> **What you need to do**
Please go over the material below and count each line with the string "name", giving only the total.

> **Recorded information**
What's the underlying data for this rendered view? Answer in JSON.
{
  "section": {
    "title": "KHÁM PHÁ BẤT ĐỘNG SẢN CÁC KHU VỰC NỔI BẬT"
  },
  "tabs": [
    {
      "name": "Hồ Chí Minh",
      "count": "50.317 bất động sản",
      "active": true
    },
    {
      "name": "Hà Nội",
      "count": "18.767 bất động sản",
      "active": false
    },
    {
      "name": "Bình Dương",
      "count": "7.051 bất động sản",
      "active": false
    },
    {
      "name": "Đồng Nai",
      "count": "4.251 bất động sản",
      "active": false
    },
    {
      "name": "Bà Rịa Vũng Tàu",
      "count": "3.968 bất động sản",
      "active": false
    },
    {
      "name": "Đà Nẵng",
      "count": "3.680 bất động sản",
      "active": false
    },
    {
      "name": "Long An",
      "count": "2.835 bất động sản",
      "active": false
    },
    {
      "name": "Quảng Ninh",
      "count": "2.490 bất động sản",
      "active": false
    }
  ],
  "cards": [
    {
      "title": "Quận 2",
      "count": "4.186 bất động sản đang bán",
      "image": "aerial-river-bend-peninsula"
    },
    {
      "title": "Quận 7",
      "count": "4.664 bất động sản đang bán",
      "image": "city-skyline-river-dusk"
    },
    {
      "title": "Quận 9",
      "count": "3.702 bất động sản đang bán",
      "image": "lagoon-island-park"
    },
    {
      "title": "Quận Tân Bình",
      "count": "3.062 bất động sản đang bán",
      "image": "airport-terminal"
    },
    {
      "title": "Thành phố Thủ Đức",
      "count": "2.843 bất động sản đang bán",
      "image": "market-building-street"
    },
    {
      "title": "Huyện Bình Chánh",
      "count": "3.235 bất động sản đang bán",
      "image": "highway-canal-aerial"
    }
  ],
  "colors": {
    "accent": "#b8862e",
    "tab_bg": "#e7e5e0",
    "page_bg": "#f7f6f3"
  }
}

> **Problem solution**
8